This is a super broad question, with a frustratingly wide array of answers.
Some ingredients we can pop fairly safely in the “no” category—things like asbestos or agent orange.
For everything else, the answer is “it depends”. Yes, everything—even water can be dangerous if it’s in your lungs or you drink far too much of it! Remember that natural ingredients can be toxic, too (hemlock, poison ivy, nightshade, and even mistletoe!). Natural is not an indicator of safety!
The first thing you should consider is dose; how much of said ingredient are you using? Ibuprofen is considered a very safe medication, but if you take too much you can damage your stomach and intestines. The dose makes the poison.
The second thing you should consider is usage. Titanium dioxide (and many other fine powders) are perfectly safe as long as you don’t inhale them. Tea tree oil is toxic if consumed. Citrus essential oils are phototoxic in leave-on products. Water is safe to drink, but not to inhale. Anyhow, you get the idea, but do your research and ensure you are using the ingredient safely—something that is perfectly safe for topical application may become dangerous if inhaled or ingested, but that does not mean that the ingredient is inherently unsafe.
The third factor to consider is your personal sensitivities. Are you allergic to nuts? If so, it should go without saying that you should avoid all nut products, even though they are perfectly harmless to anybody without nut allergies. The same philosophy applies to all ingredient sensitivities; some people find Sodium lauryl sulfate to be very irritating, while many people do not. Some readers have told me they’re allergic to vitamin C, that doesn’t mean vitamin C is bad for everybody!
All that said, some ingredients are certainly more dangerous than others if used improperly. They might have a much narrower margin of dosing error, making it easy to use too much (think morphine vs. water; one has a far smaller margin of error than the other!). Some have much scarier side effects than others (endocrine disruption, carcinogen, etc.). Some are well documented irritants/health hazards and would be best avoided regardless of does or safe usage rates (parabens come to mind).
In the end, I’d recommend doing proper, science-backed research and deciding what you’re ok with. The EWG’s Skin Deep database is a good place to start; they bring together health ratings and warnings from organizations like Environment Canada, the FDA, and PubMed to help you get an idea of any potential hazards and usage considerations. Don’t just look at their number ratings, go in and read up on the ingredient. Sometimes it gets a good rating because there’s almost no data on it. Sometimes it gets a low rating but is still listed as “Classified as expected to be toxic or harmful”. Also, read the MSDS sheets for your ingredients; any reputable supplier should provide these for everything they sell. They will include all potential hazards, safety precautions, and how you should deal with any accidents.
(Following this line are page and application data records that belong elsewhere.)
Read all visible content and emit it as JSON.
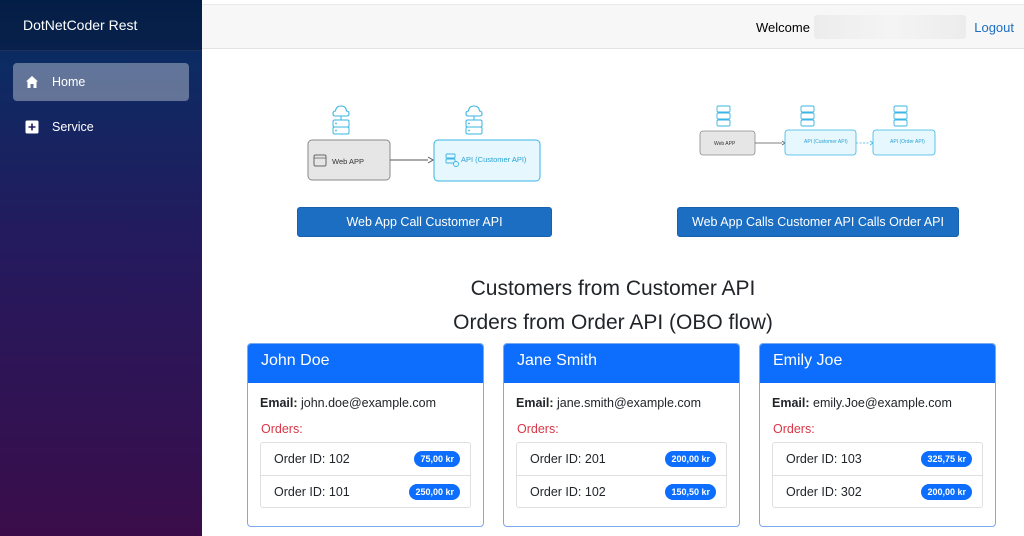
{
  "sidebar": {
    "brand": "DotNetCoder Rest",
    "items": [
      {
        "label": "Home",
        "icon": "home-icon",
        "active": true
      },
      {
        "label": "Service",
        "icon": "plus-square-icon",
        "active": false
      }
    ]
  },
  "topbar": {
    "welcome": "Welcome",
    "logout": "Logout"
  },
  "diagrams": {
    "left": {
      "node1": "Web APP",
      "node2": "API (Customer API)"
    },
    "right": {
      "node1": "Web APP",
      "node2": "API (Customer API)",
      "node3": "API (Order API)"
    }
  },
  "buttons": {
    "left": "Web App Call Customer API",
    "right": "Web App Calls Customer API Calls Order API"
  },
  "headings": {
    "customers": "Customers from Customer API",
    "orders": "Orders from Order API (OBO flow)"
  },
  "labels": {
    "email": "Email:",
    "orders": "Orders:"
  },
  "customers": [
    {
      "name": "John Doe",
      "email": "john.doe@example.com",
      "orders": [
        {
          "id": "Order ID: 102",
          "amount": "75,00 kr"
        },
        {
          "id": "Order ID: 101",
          "amount": "250,00 kr"
        }
      ]
    },
    {
      "name": "Jane Smith",
      "email": "jane.smith@example.com",
      "orders": [
        {
          "id": "Order ID: 201",
          "amount": "200,00 kr"
        },
        {
          "id": "Order ID: 102",
          "amount": "150,50 kr"
        }
      ]
    },
    {
      "name": "Emily Joe",
      "email": "emily.Joe@example.com",
      "orders": [
        {
          "id": "Order ID: 103",
          "amount": "325,75 kr"
        },
        {
          "id": "Order ID: 302",
          "amount": "200,00 kr"
        }
      ]
    }
  ],
  "colors": {
    "primary": "#0d6efd",
    "button": "#1b6ec2",
    "danger": "#dc3545",
    "api_node": "#e6f7fd",
    "api_stroke": "#39b6e3"
  }
}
I suppose the general gist of this is “think critically, do research, and make your own decisions.” I hear from some readers who won’t make anything with water in it because they refuse to deal with any preservatives, and that’s fine. I hear from some who are really enjoying playing with synthetic ingredients, and that’s fine, too. This is you, your body, and your hobby.
Posted in: Safety